You don’t need to be able to define exactly what makes a home green to know you’d like a home with energy-efficient features. All you really need to know is that an eco-friendly home can help lower your bills and improve your quality of life. That’s why green features consistently rank high on home buyer wish lists. So if you’re shopping for a house and aren’t sure what to look for, here are a few easy things to check. Start with insulation. A house with good insulation holds heat and conserves energy. Try to learn as much as you can about what’s in the home’s walls. Also check the doors and windows. If they aren’t fit properly or have a cracked seal, it can put stress on the home’s heating and cooling systems. Naturally, Energy Star windows are best, but the newer the better. Additionally, you’ll want to look at which direction the house is facing. How a home is situated and the amount of natural sunlight it gets will have an impact on its efficiency. Of course, there are standards and certifications that can be verified to determine how green a home is but, outside of those, just asking about the age and maintenance of the home’s HVAC system, windows, and insulation can help you choose a home that operates more efficiently and keeps your utility bills low. (source)

How Long Will You Stay In Your New House?

Buying a house is a commitment. After all, it’s a major financial transaction, so it’s not something you do on a whim. It’s also not something you do every six months. Which means, when you’re shopping for a house to buy, you should probably think about how the house will fit your lifestyle over the long term. But how long should you expect to stay? Well, that depends. There are an almost limitless number of factors that could cause you to want to make a move somewhere down the road – everything from starting a family to just not having enough space in the kitchen. In other words, it’s hard to predict. However, there are some numbers that might help give you an idea. For example, according to ATTOM Data Solutions’ most recent U.S. Home Sales Report, homeowners who sold in the second quarter of 2020 had been in their homes 7.95 years on average. And that’s been fairly consistent since, at least, the fourth quarter of last year, when the average homeownership tenure was 7.96 years. Which means, if you’re buying a house today, you should probably expect to be there somewhere between five and 10 years. (source)
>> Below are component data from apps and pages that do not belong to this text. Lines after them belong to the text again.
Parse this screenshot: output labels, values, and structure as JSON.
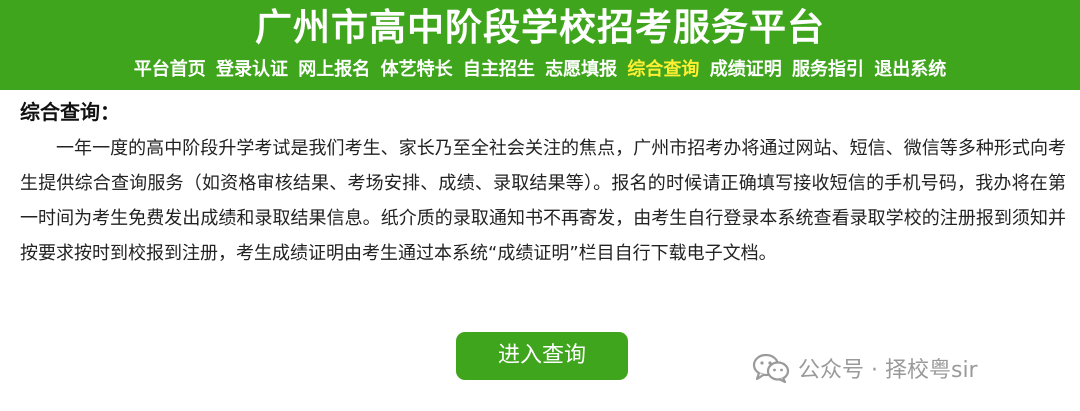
{
  "header": {
    "title": "广州市高中阶段学校招考服务平台",
    "nav": [
      {
        "label": "平台首页",
        "active": false
      },
      {
        "label": "登录认证",
        "active": false
      },
      {
        "label": "网上报名",
        "active": false
      },
      {
        "label": "体艺特长",
        "active": false
      },
      {
        "label": "自主招生",
        "active": false
      },
      {
        "label": "志愿填报",
        "active": false
      },
      {
        "label": "综合查询",
        "active": true
      },
      {
        "label": "成绩证明",
        "active": false
      },
      {
        "label": "服务指引",
        "active": false
      },
      {
        "label": "退出系统",
        "active": false
      }
    ]
  },
  "main": {
    "section_title": "综合查询：",
    "intro": "一年一度的高中阶段升学考试是我们考生、家长乃至全社会关注的焦点，广州市招考办将通过网站、短信、微信等多种形式向考生提供综合查询服务（如资格审核结果、考场安排、成绩、录取结果等）。报名的时候请正确填写接收短信的手机号码，我办将在第一时间为考生免费发出成绩和录取结果信息。纸介质的录取通知书不再寄发，由考生自行登录本系统查看录取学校的注册报到须知并按要求按时到校报到注册，考生成绩证明由考生通过本系统“成绩证明”栏目自行下载电子文档。",
    "query_button": "进入查询"
  },
  "watermark": {
    "text": "公众号 · 择校粤sir",
    "icon": "wechat-icon"
  },
  "colors": {
    "brand_green": "#3fa51c",
    "nav_active": "#ffef33",
    "watermark": "#9a9a9a"
  }
}
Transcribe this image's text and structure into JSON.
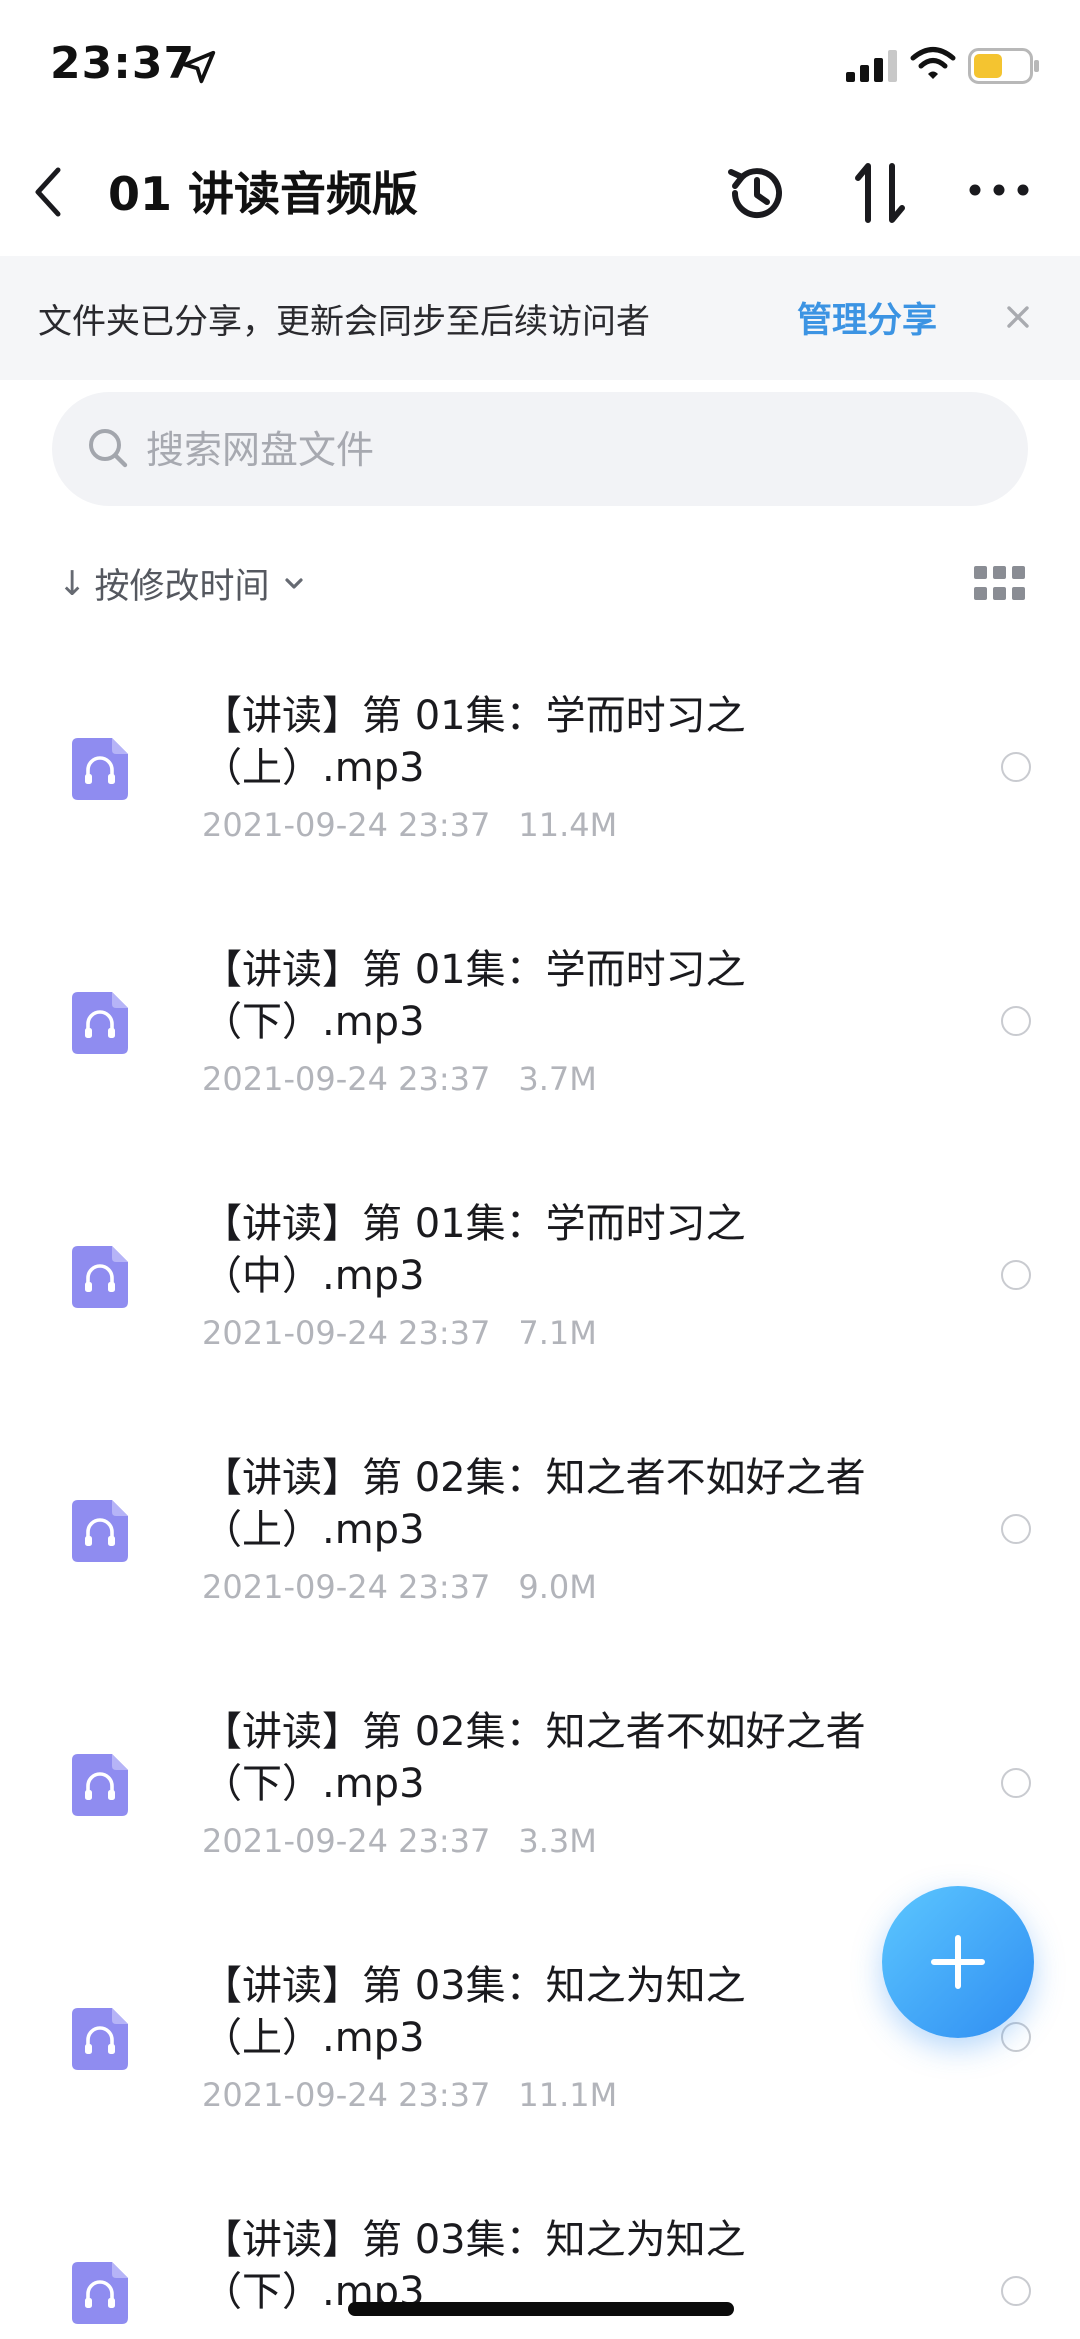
{
  "status_bar": {
    "time": "23:37",
    "icons": [
      "location-arrow-icon",
      "signal-icon",
      "wifi-icon",
      "battery-icon"
    ],
    "battery_color": "#f4c430"
  },
  "nav": {
    "title": "01 讲读音频版",
    "icons": [
      "back-icon",
      "history-icon",
      "sort-icon",
      "more-icon"
    ]
  },
  "share_banner": {
    "text": "文件夹已分享，更新会同步至后续访问者",
    "action": "管理分享",
    "close_icon": "close-icon",
    "action_color": "#3c94e3"
  },
  "search": {
    "placeholder": "搜索网盘文件",
    "value": ""
  },
  "sort": {
    "arrow": "↓",
    "label": "按修改时间"
  },
  "files": [
    {
      "name": "【讲读】第 01集：学而时习之（上）.mp3",
      "date": "2021-09-24 23:37",
      "size": "11.4M"
    },
    {
      "name": "【讲读】第 01集：学而时习之（下）.mp3",
      "date": "2021-09-24 23:37",
      "size": "3.7M"
    },
    {
      "name": "【讲读】第 01集：学而时习之（中）.mp3",
      "date": "2021-09-24 23:37",
      "size": "7.1M"
    },
    {
      "name": "【讲读】第 02集：知之者不如好之者（上）.mp3",
      "date": "2021-09-24 23:37",
      "size": "9.0M"
    },
    {
      "name": "【讲读】第 02集：知之者不如好之者（下）.mp3",
      "date": "2021-09-24 23:37",
      "size": "3.3M"
    },
    {
      "name": "【讲读】第 03集：知之为知之（上）.mp3",
      "date": "2021-09-24 23:37",
      "size": "11.1M"
    },
    {
      "name": "【讲读】第 03集：知之为知之（下）.mp3",
      "date": "",
      "size": ""
    }
  ],
  "file_icon": "audio-headphones-icon",
  "file_icon_color": "#8f8cf0",
  "fab": {
    "icon": "plus-icon",
    "color": "#3a9ef5"
  }
}
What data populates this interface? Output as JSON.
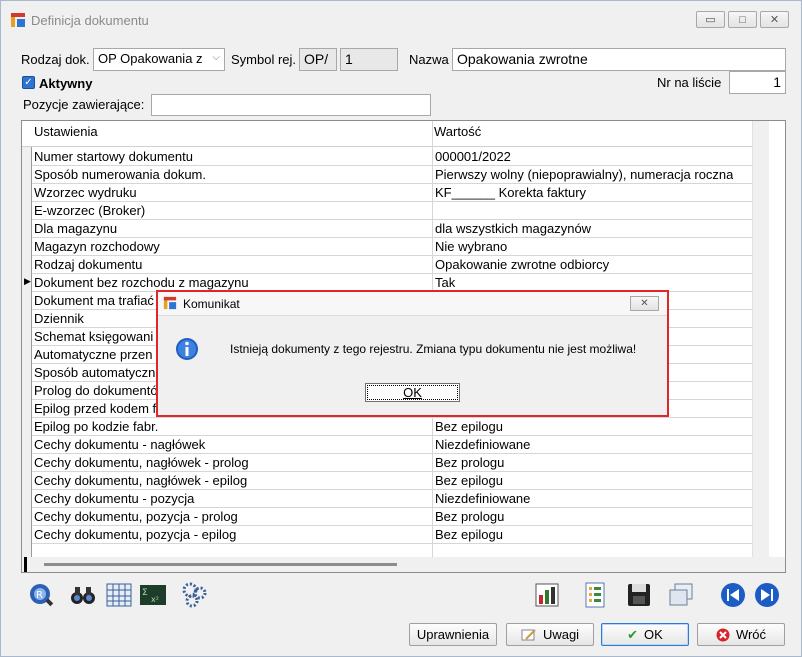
{
  "window": {
    "title": "Definicja dokumentu",
    "controls": {
      "minimize": "▭",
      "maximize": "□",
      "close": "✕"
    }
  },
  "form": {
    "rodzaj_label": "Rodzaj dok.",
    "rodzaj_value": "OP Opakowania z",
    "symbol_label": "Symbol rej.",
    "symbol_prefix": "OP/",
    "symbol_number": "1",
    "nazwa_label": "Nazwa",
    "nazwa_value": "Opakowania zwrotne",
    "aktywny_label": "Aktywny",
    "nr_label": "Nr na liście",
    "nr_value": "1",
    "pozycje_label": "Pozycje zawierające:",
    "pozycje_value": ""
  },
  "grid": {
    "headers": {
      "col1": "Ustawienia",
      "col2": "Wartość"
    },
    "rows": [
      {
        "setting": "Numer startowy dokumentu",
        "value": "000001/2022"
      },
      {
        "setting": "Sposób numerowania dokum.",
        "value": "Pierwszy wolny  (niepoprawialny), numeracja roczna"
      },
      {
        "setting": "Wzorzec wydruku",
        "value": "KF______ Korekta faktury"
      },
      {
        "setting": "E-wzorzec (Broker)",
        "value": ""
      },
      {
        "setting": "Dla magazynu",
        "value": "dla wszystkich magazynów"
      },
      {
        "setting": "Magazyn rozchodowy",
        "value": "Nie wybrano"
      },
      {
        "setting": "Rodzaj dokumentu",
        "value": "Opakowanie zwrotne odbiorcy"
      },
      {
        "setting": "Dokument bez rozchodu z magazynu",
        "value": "Tak"
      },
      {
        "setting": "Dokument ma trafiać",
        "value": ""
      },
      {
        "setting": "Dziennik",
        "value": ""
      },
      {
        "setting": "Schemat księgowani",
        "value": ""
      },
      {
        "setting": "Automatyczne przen",
        "value": ""
      },
      {
        "setting": "Sposób automatyczn",
        "value": ""
      },
      {
        "setting": "Prolog do dokumentó",
        "value": ""
      },
      {
        "setting": "Epilog przed kodem f",
        "value": ""
      },
      {
        "setting": "Epilog po kodzie fabr.",
        "value": "Bez epilogu"
      },
      {
        "setting": "Cechy dokumentu - nagłówek",
        "value": "Niezdefiniowane"
      },
      {
        "setting": "Cechy dokumentu, nagłówek - prolog",
        "value": "Bez prologu"
      },
      {
        "setting": "Cechy dokumentu, nagłówek - epilog",
        "value": "Bez epilogu"
      },
      {
        "setting": "Cechy dokumentu - pozycja",
        "value": "Niezdefiniowane"
      },
      {
        "setting": "Cechy dokumentu, pozycja - prolog",
        "value": "Bez prologu"
      },
      {
        "setting": "Cechy dokumentu, pozycja - epilog",
        "value": "Bez epilogu"
      }
    ],
    "current_row_marker": "▶"
  },
  "toolbar_icons": [
    "search-zoom-icon",
    "binoculars-icon",
    "calculator-grid-icon",
    "formula-icon",
    "gears-icon",
    "bar-chart-icon",
    "document-list-icon",
    "save-icon",
    "copy-windows-icon",
    "previous-icon",
    "next-icon"
  ],
  "buttons": {
    "uprawnienia": "Uprawnienia",
    "uwagi": "Uwagi",
    "ok": "OK",
    "wroc": "Wróć"
  },
  "dialog": {
    "title": "Komunikat",
    "message": "Istnieją dokumenty z tego rejestru. Zmiana typu dokumentu nie jest możliwa!",
    "ok": "OK",
    "close": "✕"
  },
  "colors": {
    "accent": "#2b7bd6",
    "dialog_border": "#e0262b",
    "info_icon": "#1f5fbf"
  }
}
Home Buyer Demand Keeps Market From Cooling

The housing market has a pattern to it. Typically, it starts to get busier in early spring and continues to build through the summer. But, then in fall, when the school year starts and the weather cools, the housing market slows down a bit. That’s why September is said to be the best month to buy a house. It has the higher inventory levels of the summer market but with fewer interested buyers and less competition. This year, though, that’s changed. Like everything else, the coronavirus has thrown off the market’s typical pattern. In short, the busy summer market looks like it’s going to roll right into autumn. In fact, according to the National Association of Realtors’ consumer website, there are 25 percent more buyers in the market now than at the start of the year. By comparison, a normal September would see 9 percent more buyers. Danielle Hale, the site’s chief economist, says it’s a perfect storm. “Many buyers tend to put their home search on hold after the start of the school year, but remote learning and the desire for more space continued to fuel buyer interest in September,” Hale said. “Unseasonably high buyer interest coupled with historically low inventory and favorable mortgage rates are creating a perfect storm in the housing market.” (source)